**** Supplied records

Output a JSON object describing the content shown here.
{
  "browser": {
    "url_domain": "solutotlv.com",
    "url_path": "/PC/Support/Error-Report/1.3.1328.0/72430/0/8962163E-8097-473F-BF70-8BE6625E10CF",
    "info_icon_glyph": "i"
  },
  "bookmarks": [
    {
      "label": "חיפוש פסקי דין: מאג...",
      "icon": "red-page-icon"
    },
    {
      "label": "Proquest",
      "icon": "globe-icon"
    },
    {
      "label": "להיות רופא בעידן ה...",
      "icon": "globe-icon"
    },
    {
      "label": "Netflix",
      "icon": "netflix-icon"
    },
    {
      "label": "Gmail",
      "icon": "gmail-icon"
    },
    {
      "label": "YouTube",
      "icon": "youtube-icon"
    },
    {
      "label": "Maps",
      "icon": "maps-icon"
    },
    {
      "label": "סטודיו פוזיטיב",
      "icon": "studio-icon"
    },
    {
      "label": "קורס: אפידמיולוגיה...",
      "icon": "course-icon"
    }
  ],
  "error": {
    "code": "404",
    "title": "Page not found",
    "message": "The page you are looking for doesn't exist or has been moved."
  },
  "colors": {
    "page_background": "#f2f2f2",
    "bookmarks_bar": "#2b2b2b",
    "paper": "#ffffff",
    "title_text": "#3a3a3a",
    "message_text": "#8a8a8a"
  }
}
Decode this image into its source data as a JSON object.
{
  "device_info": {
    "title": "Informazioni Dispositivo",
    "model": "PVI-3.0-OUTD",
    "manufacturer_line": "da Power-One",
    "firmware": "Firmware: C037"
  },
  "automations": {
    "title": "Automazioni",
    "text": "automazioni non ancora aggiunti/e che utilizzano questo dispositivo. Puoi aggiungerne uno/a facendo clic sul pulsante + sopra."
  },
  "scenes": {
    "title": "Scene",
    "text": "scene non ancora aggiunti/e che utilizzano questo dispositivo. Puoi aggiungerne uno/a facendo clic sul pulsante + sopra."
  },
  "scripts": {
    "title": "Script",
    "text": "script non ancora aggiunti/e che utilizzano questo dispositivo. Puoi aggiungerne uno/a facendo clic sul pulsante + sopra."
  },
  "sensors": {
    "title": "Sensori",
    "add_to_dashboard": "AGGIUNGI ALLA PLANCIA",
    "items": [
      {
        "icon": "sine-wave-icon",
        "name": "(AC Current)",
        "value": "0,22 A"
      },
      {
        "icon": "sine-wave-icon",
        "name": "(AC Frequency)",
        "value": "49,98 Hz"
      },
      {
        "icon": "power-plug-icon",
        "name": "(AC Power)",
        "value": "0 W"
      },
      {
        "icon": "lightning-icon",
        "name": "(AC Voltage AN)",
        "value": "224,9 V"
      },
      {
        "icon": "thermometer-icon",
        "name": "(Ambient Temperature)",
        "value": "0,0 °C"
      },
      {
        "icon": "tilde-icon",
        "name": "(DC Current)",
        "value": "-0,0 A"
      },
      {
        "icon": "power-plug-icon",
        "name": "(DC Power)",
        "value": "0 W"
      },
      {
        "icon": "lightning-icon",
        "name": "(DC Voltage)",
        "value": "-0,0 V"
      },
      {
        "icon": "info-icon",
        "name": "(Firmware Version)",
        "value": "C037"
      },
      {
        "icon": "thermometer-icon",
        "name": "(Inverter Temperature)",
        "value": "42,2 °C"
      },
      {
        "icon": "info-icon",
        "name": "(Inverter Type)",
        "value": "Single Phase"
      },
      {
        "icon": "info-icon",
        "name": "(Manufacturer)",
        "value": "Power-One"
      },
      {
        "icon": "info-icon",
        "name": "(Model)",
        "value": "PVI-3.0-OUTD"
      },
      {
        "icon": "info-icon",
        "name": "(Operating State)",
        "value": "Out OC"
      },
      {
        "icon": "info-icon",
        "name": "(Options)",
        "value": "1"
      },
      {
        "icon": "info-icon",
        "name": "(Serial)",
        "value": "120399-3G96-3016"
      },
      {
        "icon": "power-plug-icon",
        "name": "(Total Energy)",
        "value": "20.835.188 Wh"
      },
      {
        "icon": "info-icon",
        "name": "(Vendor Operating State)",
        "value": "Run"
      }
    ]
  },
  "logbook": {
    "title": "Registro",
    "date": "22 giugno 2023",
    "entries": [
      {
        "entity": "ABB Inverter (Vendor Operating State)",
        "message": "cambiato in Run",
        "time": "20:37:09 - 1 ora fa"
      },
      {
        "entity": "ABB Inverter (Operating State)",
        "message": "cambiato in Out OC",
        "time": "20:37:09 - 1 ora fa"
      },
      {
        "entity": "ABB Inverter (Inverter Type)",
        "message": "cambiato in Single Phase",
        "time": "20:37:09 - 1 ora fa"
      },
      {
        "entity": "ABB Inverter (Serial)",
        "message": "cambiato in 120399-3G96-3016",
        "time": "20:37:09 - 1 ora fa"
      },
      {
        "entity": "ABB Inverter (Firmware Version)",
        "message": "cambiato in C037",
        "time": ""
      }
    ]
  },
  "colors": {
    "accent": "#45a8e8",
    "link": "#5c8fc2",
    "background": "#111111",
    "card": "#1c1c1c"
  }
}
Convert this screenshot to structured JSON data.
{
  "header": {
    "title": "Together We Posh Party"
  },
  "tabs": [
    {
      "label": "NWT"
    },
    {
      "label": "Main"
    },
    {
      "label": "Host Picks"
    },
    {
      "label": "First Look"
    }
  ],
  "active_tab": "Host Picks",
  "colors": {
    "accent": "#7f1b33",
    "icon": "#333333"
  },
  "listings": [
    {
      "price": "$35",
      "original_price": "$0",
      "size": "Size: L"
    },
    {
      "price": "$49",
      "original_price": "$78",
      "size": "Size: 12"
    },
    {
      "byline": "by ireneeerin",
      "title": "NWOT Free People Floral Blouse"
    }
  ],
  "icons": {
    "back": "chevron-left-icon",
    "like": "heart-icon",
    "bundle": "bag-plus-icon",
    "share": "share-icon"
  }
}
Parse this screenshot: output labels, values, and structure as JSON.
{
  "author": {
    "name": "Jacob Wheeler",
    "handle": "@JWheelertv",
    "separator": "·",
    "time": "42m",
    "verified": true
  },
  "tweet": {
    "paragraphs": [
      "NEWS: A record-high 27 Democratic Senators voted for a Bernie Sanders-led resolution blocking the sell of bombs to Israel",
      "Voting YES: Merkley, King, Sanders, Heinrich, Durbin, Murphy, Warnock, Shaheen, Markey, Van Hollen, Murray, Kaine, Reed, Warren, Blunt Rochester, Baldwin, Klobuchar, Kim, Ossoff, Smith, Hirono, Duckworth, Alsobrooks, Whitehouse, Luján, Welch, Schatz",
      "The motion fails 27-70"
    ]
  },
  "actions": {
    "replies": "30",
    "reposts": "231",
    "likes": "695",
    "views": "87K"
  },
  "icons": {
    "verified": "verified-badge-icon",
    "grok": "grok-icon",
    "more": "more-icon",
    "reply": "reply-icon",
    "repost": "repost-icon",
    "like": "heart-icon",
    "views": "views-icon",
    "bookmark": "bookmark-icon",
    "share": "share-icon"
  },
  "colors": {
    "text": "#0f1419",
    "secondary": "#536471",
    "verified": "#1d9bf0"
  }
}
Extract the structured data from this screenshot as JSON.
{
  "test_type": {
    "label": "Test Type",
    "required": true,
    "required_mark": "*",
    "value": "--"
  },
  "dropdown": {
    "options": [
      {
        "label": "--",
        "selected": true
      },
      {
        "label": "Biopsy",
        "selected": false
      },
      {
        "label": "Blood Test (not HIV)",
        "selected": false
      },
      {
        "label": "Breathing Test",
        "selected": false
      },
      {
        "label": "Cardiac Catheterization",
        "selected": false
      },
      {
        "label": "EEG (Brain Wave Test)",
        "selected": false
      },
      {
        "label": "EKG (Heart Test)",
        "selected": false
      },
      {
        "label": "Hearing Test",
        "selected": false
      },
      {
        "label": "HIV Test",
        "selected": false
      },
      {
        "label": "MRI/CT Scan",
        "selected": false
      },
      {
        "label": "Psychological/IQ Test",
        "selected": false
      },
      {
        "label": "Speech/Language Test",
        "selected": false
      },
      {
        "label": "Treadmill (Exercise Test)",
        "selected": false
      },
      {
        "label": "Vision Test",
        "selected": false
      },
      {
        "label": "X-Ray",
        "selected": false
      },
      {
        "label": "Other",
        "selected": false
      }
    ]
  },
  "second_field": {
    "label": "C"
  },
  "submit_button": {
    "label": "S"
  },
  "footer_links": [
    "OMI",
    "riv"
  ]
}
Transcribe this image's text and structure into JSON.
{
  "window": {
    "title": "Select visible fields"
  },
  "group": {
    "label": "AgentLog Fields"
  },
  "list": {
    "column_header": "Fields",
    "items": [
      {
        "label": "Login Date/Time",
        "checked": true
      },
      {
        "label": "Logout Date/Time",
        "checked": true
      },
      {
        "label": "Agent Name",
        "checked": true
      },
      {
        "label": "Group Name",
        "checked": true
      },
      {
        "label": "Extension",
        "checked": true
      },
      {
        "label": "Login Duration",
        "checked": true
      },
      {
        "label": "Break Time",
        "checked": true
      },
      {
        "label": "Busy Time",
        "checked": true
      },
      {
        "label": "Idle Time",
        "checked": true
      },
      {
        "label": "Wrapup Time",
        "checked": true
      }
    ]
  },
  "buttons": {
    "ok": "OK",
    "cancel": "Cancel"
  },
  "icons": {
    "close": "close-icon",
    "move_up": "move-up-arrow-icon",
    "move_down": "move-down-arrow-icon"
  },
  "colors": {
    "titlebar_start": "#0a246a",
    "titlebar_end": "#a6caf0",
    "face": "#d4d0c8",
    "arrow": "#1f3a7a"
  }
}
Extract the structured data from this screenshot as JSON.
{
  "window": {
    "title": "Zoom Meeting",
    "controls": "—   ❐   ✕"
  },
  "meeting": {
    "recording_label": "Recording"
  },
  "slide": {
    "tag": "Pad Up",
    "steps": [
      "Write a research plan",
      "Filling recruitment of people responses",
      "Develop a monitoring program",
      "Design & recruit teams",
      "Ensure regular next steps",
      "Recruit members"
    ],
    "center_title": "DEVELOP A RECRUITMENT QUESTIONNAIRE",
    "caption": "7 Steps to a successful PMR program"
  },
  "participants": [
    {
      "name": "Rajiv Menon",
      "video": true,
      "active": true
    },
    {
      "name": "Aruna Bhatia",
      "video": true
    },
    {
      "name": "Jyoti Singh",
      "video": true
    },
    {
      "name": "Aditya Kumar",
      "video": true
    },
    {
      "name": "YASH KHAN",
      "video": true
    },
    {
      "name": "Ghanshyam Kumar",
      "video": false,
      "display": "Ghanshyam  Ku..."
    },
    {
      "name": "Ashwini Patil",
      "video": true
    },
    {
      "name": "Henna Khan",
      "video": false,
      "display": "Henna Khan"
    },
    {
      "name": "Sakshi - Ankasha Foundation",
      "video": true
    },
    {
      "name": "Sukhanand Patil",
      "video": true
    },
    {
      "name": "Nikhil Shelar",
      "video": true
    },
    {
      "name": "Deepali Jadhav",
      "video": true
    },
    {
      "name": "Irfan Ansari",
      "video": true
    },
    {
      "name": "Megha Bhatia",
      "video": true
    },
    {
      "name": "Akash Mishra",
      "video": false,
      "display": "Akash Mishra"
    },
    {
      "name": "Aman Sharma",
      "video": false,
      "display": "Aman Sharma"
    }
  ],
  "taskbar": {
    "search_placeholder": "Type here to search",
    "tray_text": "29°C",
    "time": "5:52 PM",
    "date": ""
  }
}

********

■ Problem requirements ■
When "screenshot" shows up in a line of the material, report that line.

■ Answer ■
Convert this screenshot to structured JSON data.
Parse this screenshot: output labels, values, and structure as JSON.
Extract the structured data from this screenshot as JSON.
Extract the structured data from this screenshot as JSON.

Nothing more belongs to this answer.